by E.R. Bills / December 7th, 2018
On Saturday, December 2, 1933, a 30-year-old white woman named Nellie Williams Brockman was murdered near Kountze, Texas. Brockman had headed to town to visit a department store and run into trouble along the way. She was shot to death and her body and vehicle were found partially burned. Some locals claimed they had seen a shotgun-wielding black man in the vicinity and law enforcement officials mounted an intense search for the culprit. But they turned up nothing.

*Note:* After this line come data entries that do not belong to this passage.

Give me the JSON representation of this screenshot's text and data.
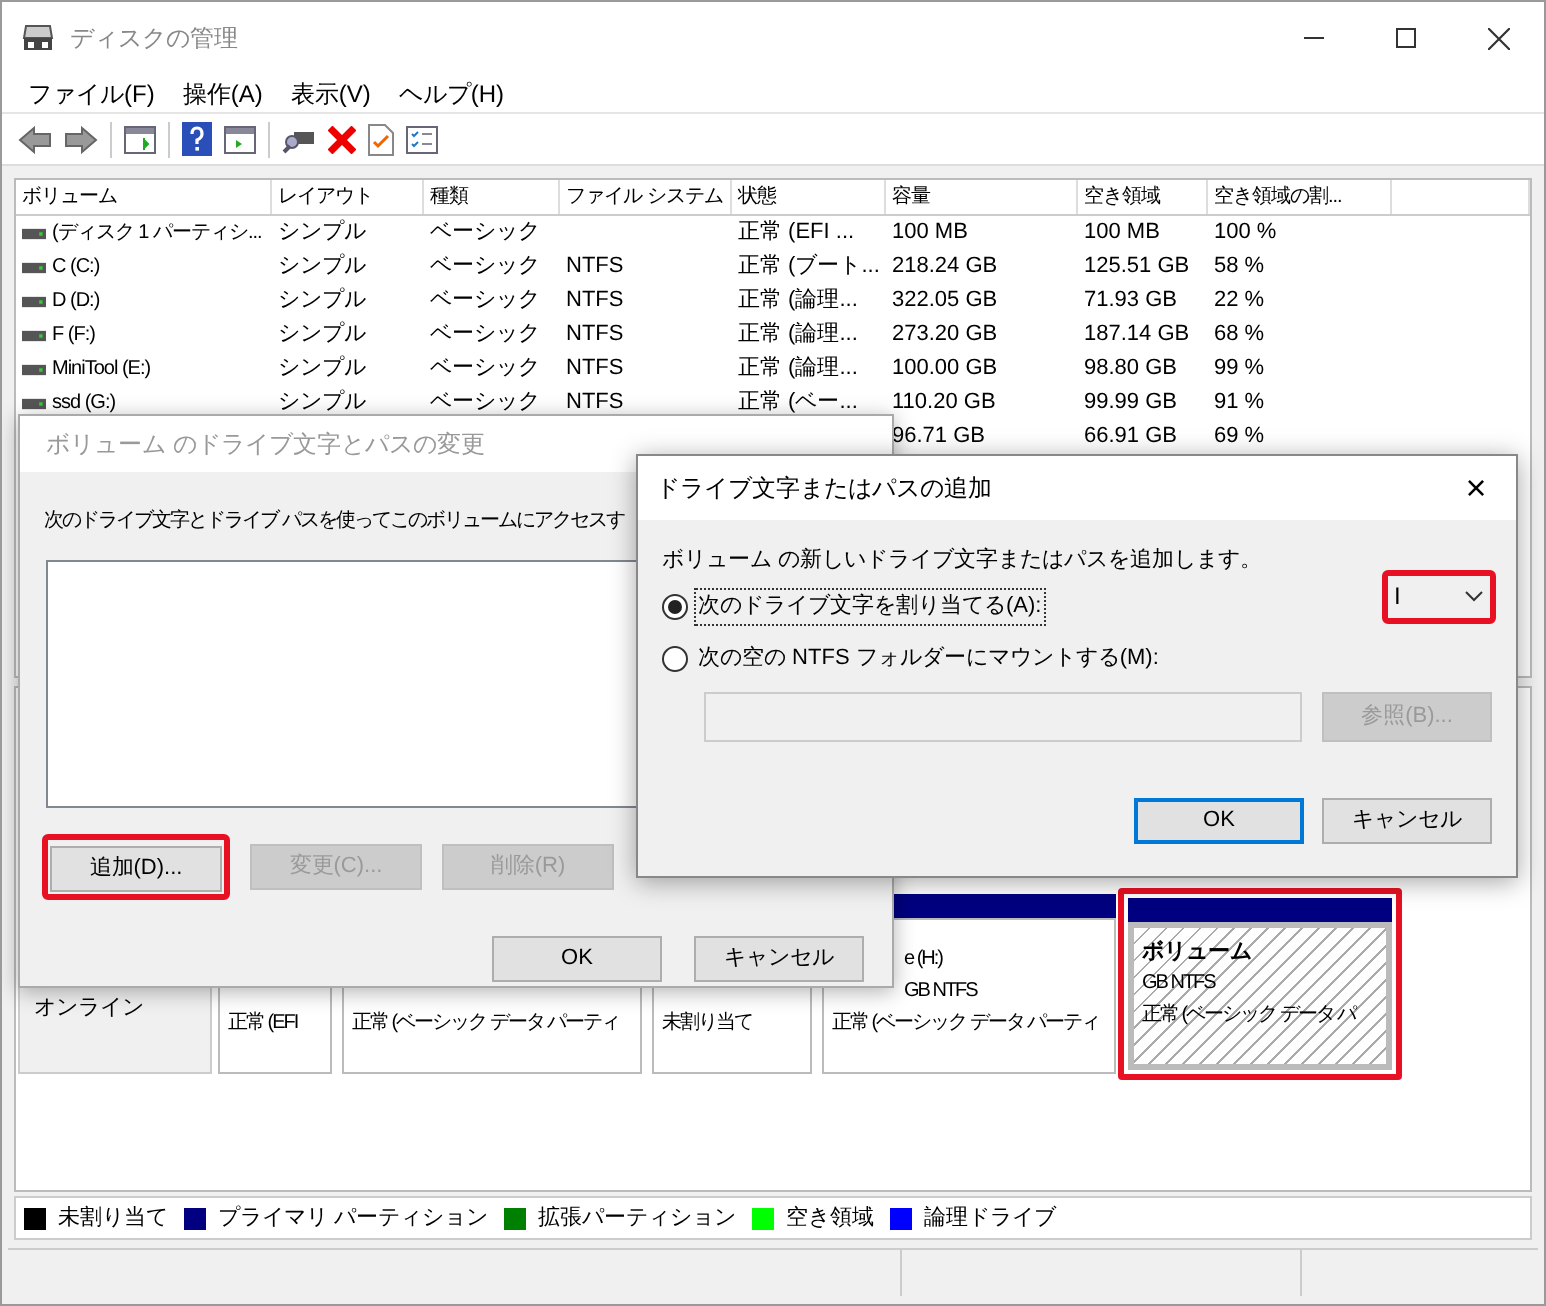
{
  "window": {
    "title": "ディスクの管理"
  },
  "menu": [
    "ファイル(F)",
    "操作(A)",
    "表示(V)",
    "ヘルプ(H)"
  ],
  "table": {
    "columns": [
      "ボリューム",
      "レイアウト",
      "種類",
      "ファイル システム",
      "状態",
      "容量",
      "空き領域",
      "空き領域の割..."
    ],
    "rows": [
      {
        "volume": "(ディスク 1 パーティシ...",
        "layout": "シンプル",
        "type": "ベーシック",
        "status": "正常 (EFI ...",
        "capacity": "100 MB",
        "free": "100 MB",
        "free_pct": "100 %"
      },
      {
        "volume": "C (C:)",
        "layout": "シンプル",
        "type": "ベーシック",
        "fs": "NTFS",
        "status": "正常 (ブート...",
        "capacity": "218.24 GB",
        "free": "125.51 GB",
        "free_pct": "58 %"
      },
      {
        "volume": "D (D:)",
        "layout": "シンプル",
        "type": "ベーシック",
        "fs": "NTFS",
        "status": "正常 (論理...",
        "capacity": "322.05 GB",
        "free": "71.93 GB",
        "free_pct": "22 %"
      },
      {
        "volume": "F (F:)",
        "layout": "シンプル",
        "type": "ベーシック",
        "fs": "NTFS",
        "status": "正常 (論理...",
        "capacity": "273.20 GB",
        "free": "187.14 GB",
        "free_pct": "68 %"
      },
      {
        "volume": "MiniTool (E:)",
        "layout": "シンプル",
        "type": "ベーシック",
        "fs": "NTFS",
        "status": "正常 (論理...",
        "capacity": "100.00 GB",
        "free": "98.80 GB",
        "free_pct": "99 %"
      },
      {
        "volume": "ssd (G:)",
        "layout": "シンプル",
        "type": "ベーシック",
        "fs": "NTFS",
        "status": "正常 (ベー...",
        "capacity": "110.20 GB",
        "free": "99.99 GB",
        "free_pct": "91 %"
      },
      {
        "capacity": "96.71 GB",
        "free": "66.91 GB",
        "free_pct": "69 %"
      }
    ]
  },
  "disk": {
    "status": "オンライン",
    "partitions": [
      {
        "selected": false,
        "hatched": false,
        "lines": [
          "正常 (EFI"
        ]
      },
      {
        "selected": false,
        "hatched": false,
        "lines": [
          "正常 (ベーシック データ パーティ"
        ]
      },
      {
        "selected": false,
        "hatched": false,
        "lines": [
          "未割り当て"
        ]
      },
      {
        "kind": "primary",
        "selected": false,
        "hatched": false,
        "lines": [
          "e (H:)",
          "GB NTFS",
          "正常 (ベーシック データ パーティ"
        ]
      },
      {
        "kind": "primary",
        "selected": true,
        "hatched": true,
        "name": "ボリューム",
        "lines": [
          "GB NTFS",
          "正常 (ベーシック データ パ"
        ]
      }
    ]
  },
  "legend": [
    {
      "label": "未割り当て",
      "color": "#000000"
    },
    {
      "label": "プライマリ パーティション",
      "color": "#000080"
    },
    {
      "label": "拡張パーティション",
      "color": "#008000"
    },
    {
      "label": "空き領域",
      "color": "#00ff00"
    },
    {
      "label": "論理ドライブ",
      "color": "#0000ff"
    }
  ],
  "dialog_change": {
    "title": "ボリューム のドライブ文字とパスの変更",
    "active": false,
    "text": "次のドライブ文字とドライブ パスを使ってこのボリュームにアクセスす",
    "buttons": [
      {
        "label": "追加(D)...",
        "disabled": false,
        "highlighted": true
      },
      {
        "label": "変更(C)...",
        "disabled": true,
        "highlighted": false
      },
      {
        "label": "削除(R)",
        "disabled": true,
        "highlighted": false
      }
    ],
    "footer_buttons": [
      {
        "label": "OK",
        "default": false
      },
      {
        "label": "キャンセル",
        "default": false
      }
    ]
  },
  "dialog_add": {
    "title": "ドライブ文字またはパスの追加",
    "active": true,
    "close": "×",
    "text": "ボリューム の新しいドライブ文字またはパスを追加します。",
    "options": [
      {
        "label": "次のドライブ文字を割り当てる(A):",
        "selected": true,
        "focused": true
      },
      {
        "label": "次の空の NTFS フォルダーにマウントする(M):",
        "selected": false,
        "focused": false
      }
    ],
    "letter": {
      "value": "I",
      "highlighted": true
    },
    "folder_field": {
      "disabled": true
    },
    "browse": {
      "label": "参照(B)...",
      "disabled": true
    },
    "footer_buttons": [
      {
        "label": "OK",
        "default": true
      },
      {
        "label": "キャンセル",
        "default": false
      }
    ]
  }
}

A few days into the manhunt, the Kountze Police Department received a “secret” tip incriminating a young, African American ex-con named David Gregory. When Gregory, a preacher’s son, became aware of the police department’s suspicions, he fled to a nearby church. On December 7, Hardin County Sheriff Miles D. Jordan, and various other law enforcement personnel discovered Gregory hiding in the church’s belfry. When they ordered him to come down he refused and allegedly “flourished” a pistol (not a shotgun, the weapon the black suspect was reported carrying near the crime scene). Gregory was subsequently felled by a buckshot blast that rendered him unconscious.

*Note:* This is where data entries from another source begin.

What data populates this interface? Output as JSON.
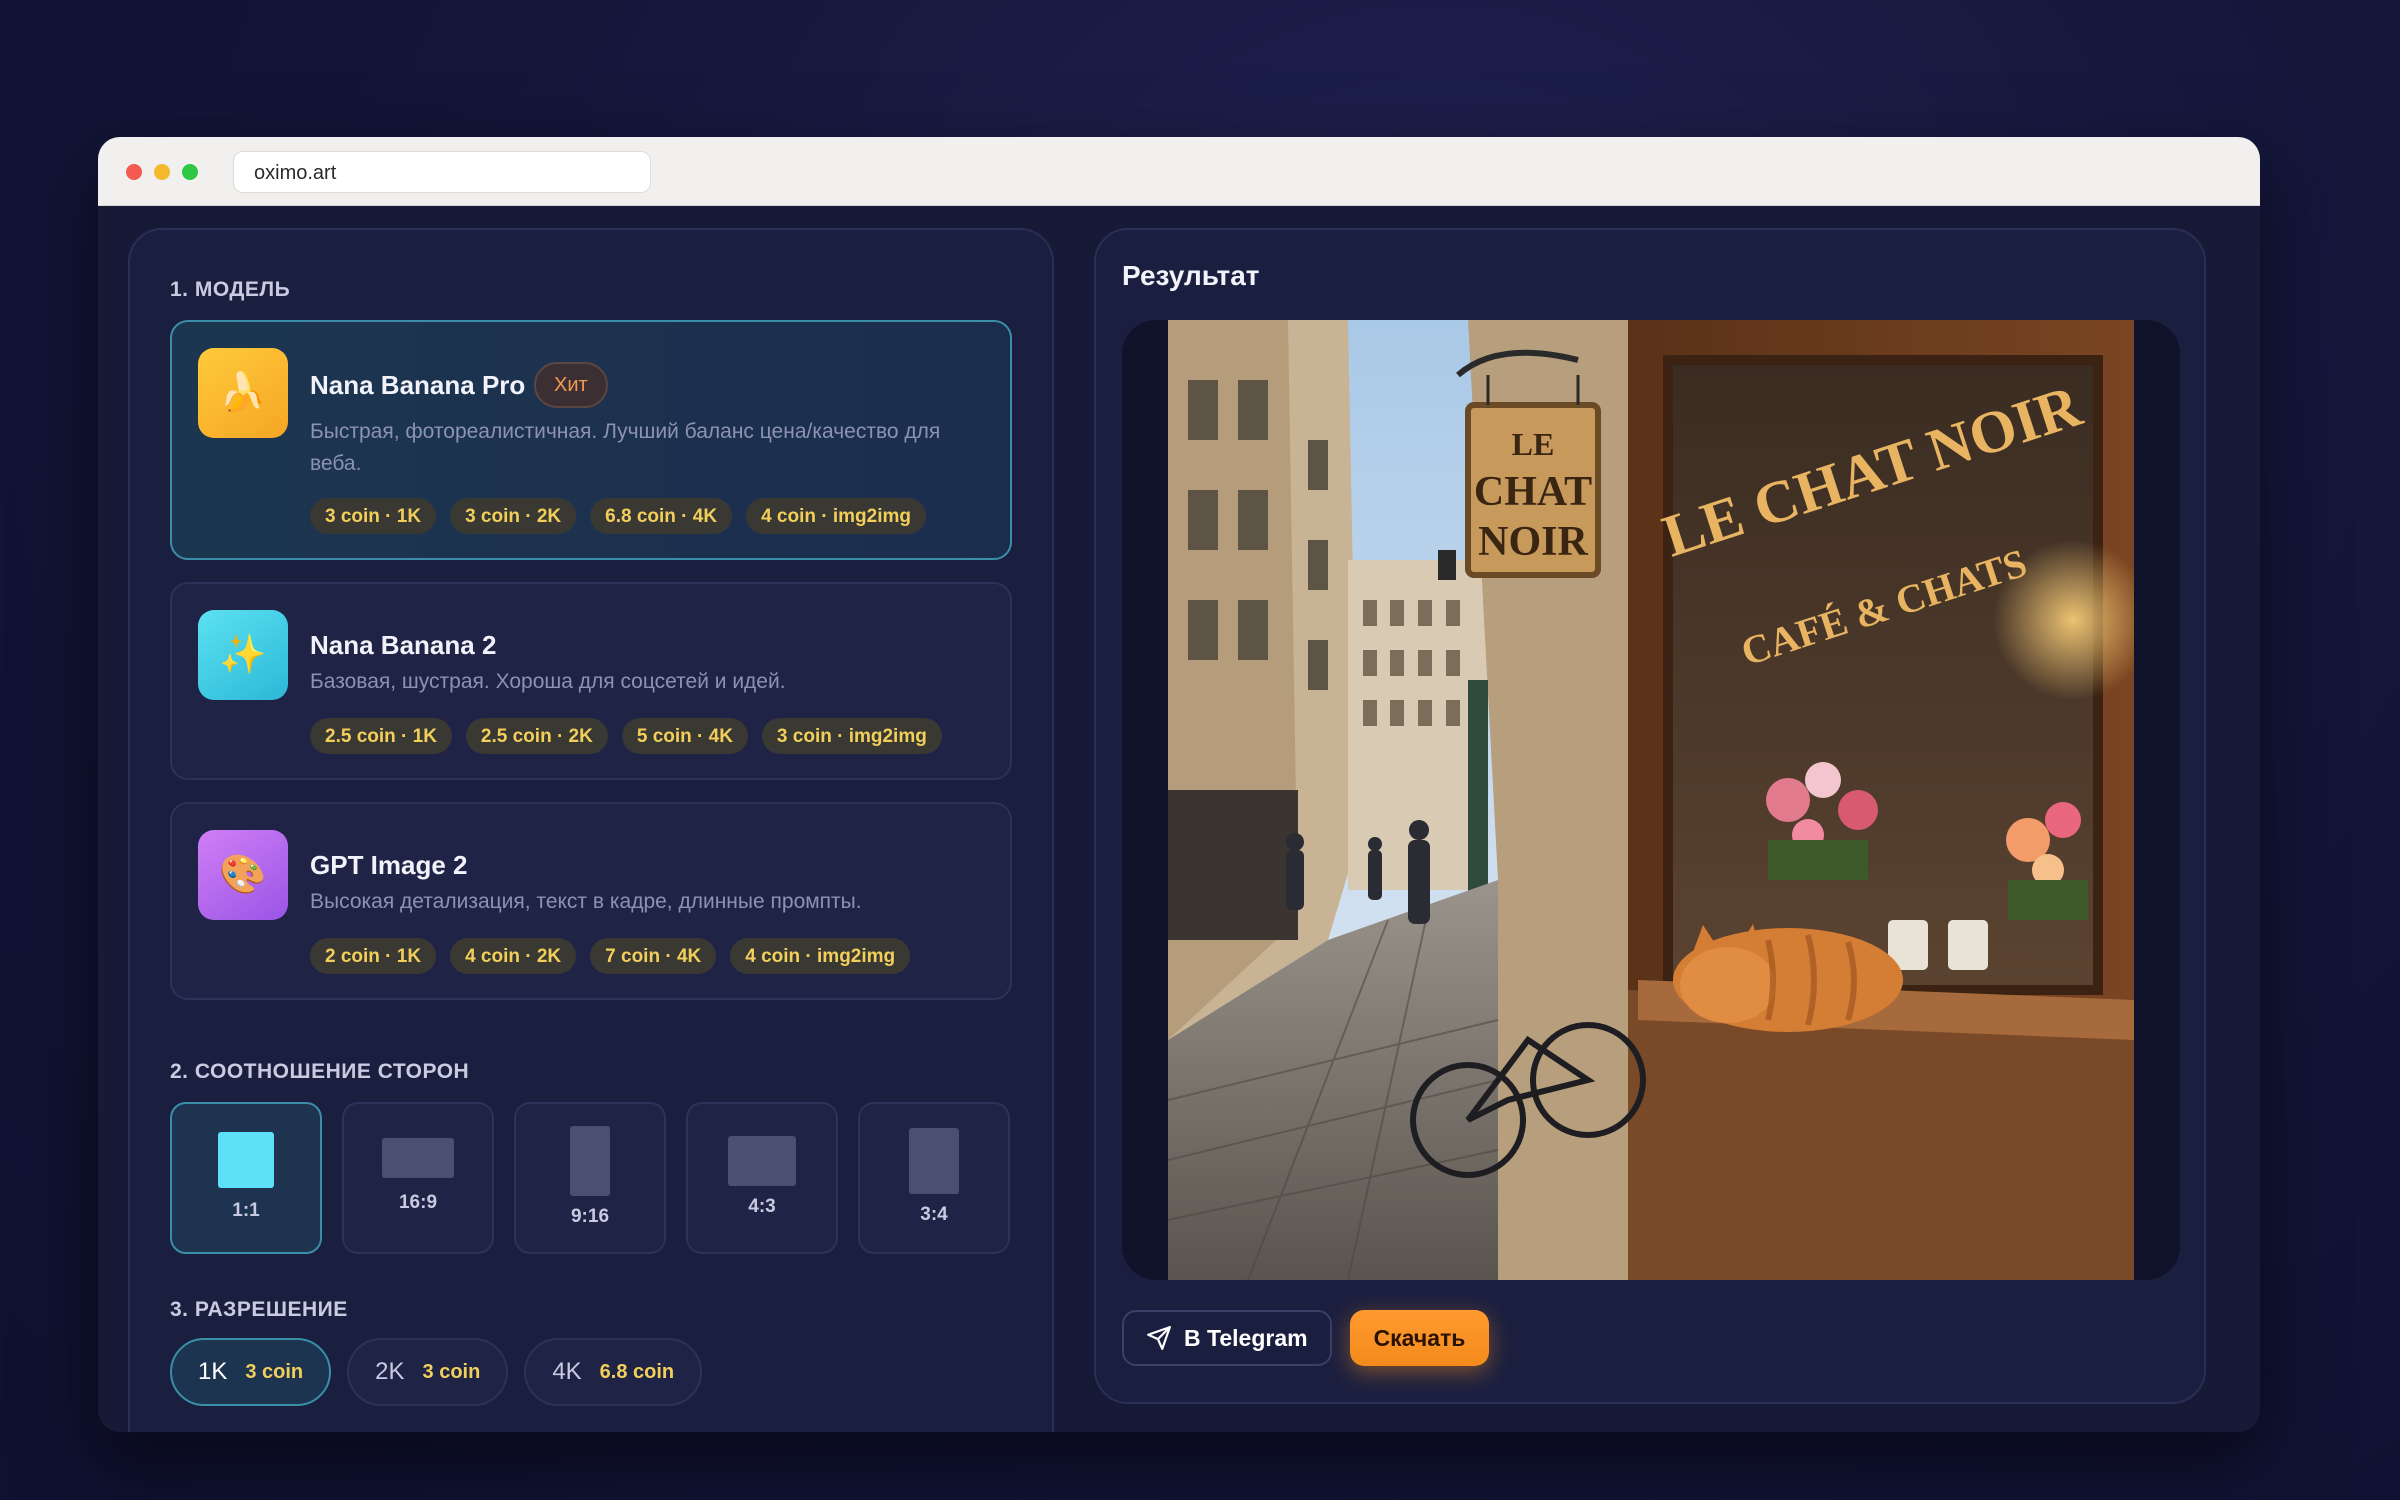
{
  "browser": {
    "url": "oximo.art"
  },
  "left": {
    "model_section_title": "1. МОДЕЛЬ",
    "models": [
      {
        "name": "Nana Banana Pro",
        "badge": "Хит",
        "icon": "banana-icon",
        "description": "Быстрая, фотореалистичная. Лучший баланс цена/качество для веба.",
        "prices": [
          "3 coin · 1K",
          "3 coin · 2K",
          "6.8 coin · 4K",
          "4 coin · img2img"
        ],
        "selected": true
      },
      {
        "name": "Nana Banana 2",
        "icon": "sparkles-icon",
        "description": "Базовая, шустрая. Хороша для соцсетей и идей.",
        "prices": [
          "2.5 coin · 1K",
          "2.5 coin · 2K",
          "5 coin · 4K",
          "3 coin · img2img"
        ],
        "selected": false
      },
      {
        "name": "GPT Image 2",
        "icon": "palette-icon",
        "description": "Высокая детализация, текст в кадре, длинные промпты.",
        "prices": [
          "2 coin · 1K",
          "4 coin · 2K",
          "7 coin · 4K",
          "4 coin · img2img"
        ],
        "selected": false
      }
    ],
    "ratio_section_title": "2. СООТНОШЕНИЕ СТОРОН",
    "ratios": [
      {
        "label": "1:1",
        "selected": true
      },
      {
        "label": "16:9",
        "selected": false
      },
      {
        "label": "9:16",
        "selected": false
      },
      {
        "label": "4:3",
        "selected": false
      },
      {
        "label": "3:4",
        "selected": false
      }
    ],
    "resolution_section_title": "3. РАЗРЕШЕНИЕ",
    "resolutions": [
      {
        "value": "1K",
        "cost": "3 coin",
        "selected": true
      },
      {
        "value": "2K",
        "cost": "3 coin",
        "selected": false
      },
      {
        "value": "4K",
        "cost": "6.8 coin",
        "selected": false
      }
    ]
  },
  "right": {
    "title": "Результат",
    "image": {
      "hanging_sign": [
        "LE",
        "CHAT",
        "NOIR"
      ],
      "window_text": [
        "LE CHAT NOIR",
        "CAFÉ & CHATS"
      ]
    },
    "telegram_label": "В Telegram",
    "download_label": "Скачать"
  },
  "colors": {
    "accent_cyan": "#3a8ea8",
    "price_gold": "#f2cf5a",
    "download_orange": "#f48a1c",
    "hit_orange": "#f39a52"
  }
}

Sheriff Jordan and his fellow officers transported Gregory to a Beaumont Hospital, but a portion of his neck and face were blown away. He was in critical condition and received emergency treatment, but the doctors indicated that he wouldn’t survive the night.
Sheriff Jordan hoped that Gregory would…